What is an ANZ locked savings account?

An ANZ locked savings account locks your money and prevents you from spending. You may use a standard savings account as the account where your salary is deposited. You can then withdraw funds when needed, but aren’t able to make purchases with it. However, this account may not grow much as the continual withdrawing of funds will limit the interest you can earn.

With a locked savings account in ANZ, you know your savings will grow because you can’t access the money. You can also qualify for a bonus when you deposit at least $10 per month and don’t make any withdrawals. To help you with this further you can set up an automatic transfer from your regular ANZ savings or transaction account so you don’t forget to make a monthly deposit.

Your ANZ locked savings account offers you a base interest rate of 0.1 per cent per annum plus an additional bonus interest of 0.49 per cent per year. The interest is calculated daily and credited to your account on the last working day of the month.

What is the interest rate on savings accounts?

As banks frequently change their rates, the most accurate way to look at interest rates on savings accounts is to use a savings accounts comparison tool. When you look at the savings rate check what the maximum and minimum rates are. Often banks will offer you a promotional rate for the first few months which is competitive, but then revert back to a base rate which can sometimes be less than inflation. Ongoing bonus rates are often a safer bet as they will keep rewarding you with the maximum rate, provided you meet their criteria

How to open a savings account for my child?

Some banks and financial institutions allow parents to open a bank account for their child as soon as it is born, and start depositing funds to go towards the child’s future.

Children’s savings accounts generally don’t have fees, and are structured to help develop positive financial habits by limiting withdrawals, encouraging regular deposits, and earning interest on the savings, similarly to standard savings accounts.

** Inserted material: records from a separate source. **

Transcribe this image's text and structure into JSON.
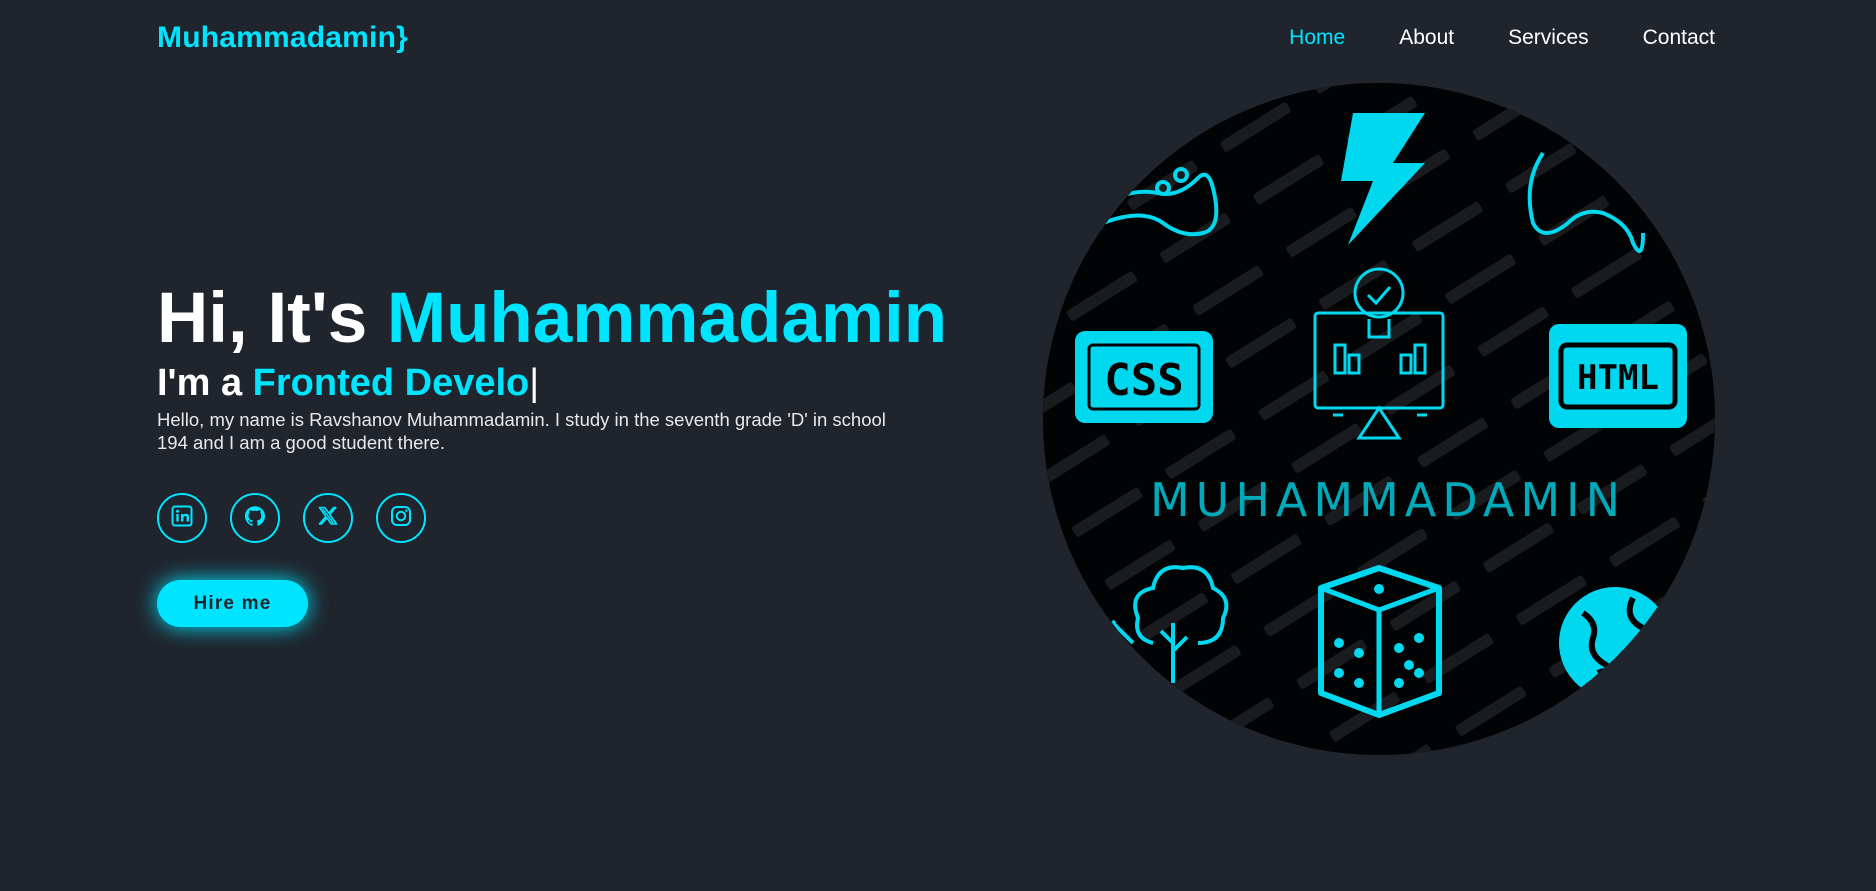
{
  "header": {
    "logo": "Muhammadamin}",
    "nav": [
      {
        "label": "Home",
        "active": true
      },
      {
        "label": "About",
        "active": false
      },
      {
        "label": "Services",
        "active": false
      },
      {
        "label": "Contact",
        "active": false
      }
    ]
  },
  "hero": {
    "title_prefix": "Hi, It's ",
    "title_name": "Muhammadamin",
    "subtitle_prefix": "I'm a ",
    "subtitle_typed": "Fronted Develo",
    "subtitle_caret": "|",
    "description": "Hello, my name is Ravshanov Muhammadamin. I study in the seventh grade 'D' in school 194 and I am a good student there.",
    "hire_label": "Hire me"
  },
  "socials": [
    {
      "icon": "linkedin-icon"
    },
    {
      "icon": "github-icon"
    },
    {
      "icon": "x-icon"
    },
    {
      "icon": "instagram-icon"
    }
  ],
  "portrait": {
    "badge_css": "CSS",
    "badge_html": "HTML",
    "name_text": "MUHAMMADAMIN"
  },
  "colors": {
    "background": "#1f242d",
    "accent": "#00e5ff",
    "text": "#ffffff"
  }
}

How much money should I have in my savings account?

A good rule of thumb when working out a minimum balance for your savings account is to make sure that you’ll earn more in annual interest on your savings than what you’ll be charged in annual fees.

If you’re saving with a specific goal in mind, prepare a budget so the interest you earn on your deposits will help you efficiently reach this goal. Online financial calculators may be helpful here.

Should I open a Commonwealth locked savings account?

If you have trouble saving money, a Commbank locked savings account could be a potential solution. A locked savings account won’t let you make withdrawals and as such, it can help you grow your savings balance if you keep topping it up. 

The Commonwealth locked savings account advertises high-interest rates and minimal maintenance fees, along with a host of other incentives that will encourage you not to touch the money. 

The account offers a higher interest rate for each month that you make limited or no withdrawals, as well as regular deposits. 

To qualify for a Commonwealth locked savings account with the advertised features, you will need to fulfil specific criteria such as:

  • Depositing a fixed minimum amount into the account every month.
  • Making a fixed number of deposits each month.
  • Making a minimum or no withdrawals each month.
  • Maintaining a minimum account balance.

What is a savings account?

A savings account is a type of bank account in which you earn interest on the money you deposit. This makes it one of the easiest and safest investment tools.

What is a good interest rate for a savings account?

A good rule of thumb to keep in mind with savings accounts is to look for a rate that is higher than the CPI inflation rate. This number is constantly changing, so check the Reserve Bank of Australia’s page. If you aren’t earning interest above this then the value of your money will go backwards over time.

Who has the highest interest rates for savings accounts?

As banks frequently change their rates, the most accurate way to know who currently has the highest interest rate is to use a savings account comparison tool.